Segment Start: EXERCISE DATA

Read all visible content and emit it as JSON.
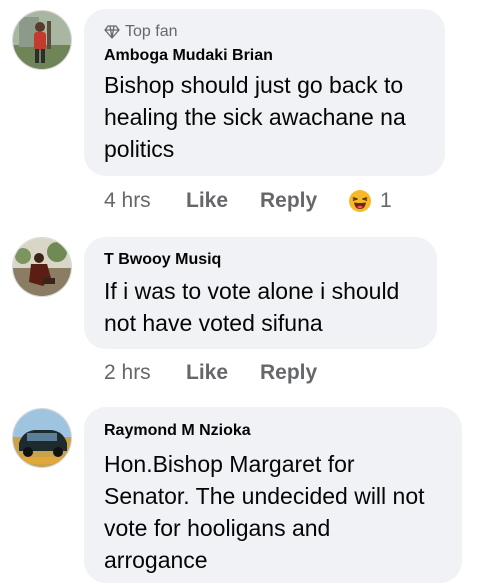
{
  "comments": [
    {
      "badge": "Top fan",
      "author": "Amboga Mudaki Brian",
      "lines": [
        "Bishop should  just go back to",
        "healing the sick awachane na",
        "politics"
      ],
      "time": "4 hrs",
      "like_label": "Like",
      "reply_label": "Reply",
      "reaction_count": "1",
      "reaction_icon": "laughing-emoji-icon"
    },
    {
      "author": "T Bwooy Musiq",
      "lines": [
        "If i was to vote alone i should",
        "not have voted sifuna"
      ],
      "time": "2 hrs",
      "like_label": "Like",
      "reply_label": "Reply"
    },
    {
      "author": "Raymond M Nzioka",
      "lines": [
        "Hon.Bishop Margaret for",
        "Senator. The undecided will not",
        "vote for hooligans and",
        "arrogance"
      ]
    }
  ],
  "colors": {
    "bubble": "#f0f2f5",
    "secondary_text": "#65676b",
    "emoji": "#f7b928"
  }
}
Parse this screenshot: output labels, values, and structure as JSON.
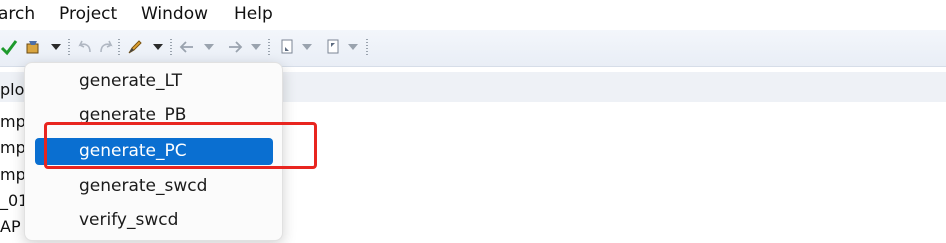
{
  "menubar": {
    "items": [
      "arch",
      "Project",
      "Window",
      "Help"
    ]
  },
  "toolbar": {
    "icons": [
      "check-icon",
      "build-icon",
      "undo-icon",
      "redo-icon",
      "pen-icon",
      "back-arrow-icon",
      "forward-arrow-icon",
      "next-annotation-icon",
      "prev-annotation-icon"
    ]
  },
  "editor": {
    "lines": [
      "plo",
      "mp",
      "mp",
      "mp",
      "_01",
      "AP"
    ]
  },
  "dropdown": {
    "items": [
      {
        "label": "generate_LT",
        "selected": false
      },
      {
        "label": "generate_PB",
        "selected": false
      },
      {
        "label": "generate_PC",
        "selected": true
      },
      {
        "label": "generate_swcd",
        "selected": false
      },
      {
        "label": "verify_swcd",
        "selected": false
      }
    ]
  },
  "colors": {
    "selection": "#0a6fd1",
    "annotation": "#e8251f"
  }
}
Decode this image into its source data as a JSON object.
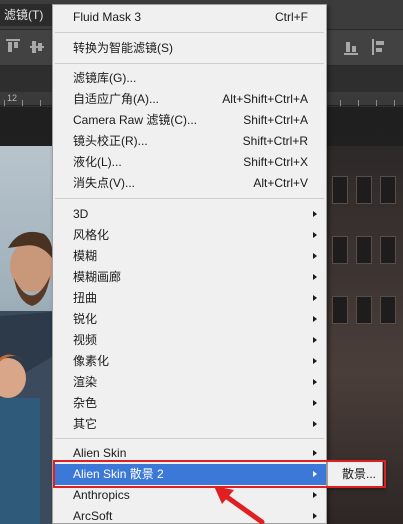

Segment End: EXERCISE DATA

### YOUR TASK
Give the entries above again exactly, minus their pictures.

### ANSWER AREA
Read all visible content and emit it as JSON.
{
  "comments": [
    {
      "badge": "Top fan",
      "author": "Amboga Mudaki Brian",
      "lines": [
        "Bishop should  just go back to",
        "healing the sick awachane na",
        "politics"
      ],
      "time": "4 hrs",
      "like_label": "Like",
      "reply_label": "Reply",
      "reaction_count": "1",
      "reaction_icon": "laughing-emoji-icon"
    },
    {
      "author": "T Bwooy Musiq",
      "lines": [
        "If i was to vote alone i should",
        "not have voted sifuna"
      ],
      "time": "2 hrs",
      "like_label": "Like",
      "reply_label": "Reply"
    },
    {
      "author": "Raymond M Nzioka",
      "lines": [
        "Hon.Bishop Margaret for",
        "Senator. The undecided will not",
        "vote for hooligans and",
        "arrogance"
      ]
    }
  ],
  "colors": {
    "bubble": "#f0f2f5",
    "secondary_text": "#65676b",
    "emoji": "#f7b928"
  }
}
Parse this screenshot: output labels, values, and structure as JSON.
{
  "menubar": {
    "items": [
      "arch",
      "Project",
      "Window",
      "Help"
    ]
  },
  "toolbar": {
    "icons": [
      "check-icon",
      "build-icon",
      "undo-icon",
      "redo-icon",
      "pen-icon",
      "back-arrow-icon",
      "forward-arrow-icon",
      "next-annotation-icon",
      "prev-annotation-icon"
    ]
  },
  "editor": {
    "lines": [
      "plo",
      "mp",
      "mp",
      "mp",
      "_01",
      "AP"
    ]
  },
  "dropdown": {
    "items": [
      {
        "label": "generate_LT",
        "selected": false
      },
      {
        "label": "generate_PB",
        "selected": false
      },
      {
        "label": "generate_PC",
        "selected": true
      },
      {
        "label": "generate_swcd",
        "selected": false
      },
      {
        "label": "verify_swcd",
        "selected": false
      }
    ]
  },
  "colors": {
    "selection": "#0a6fd1",
    "annotation": "#e8251f"
  }
}
Decode this image into its source data as a JSON object.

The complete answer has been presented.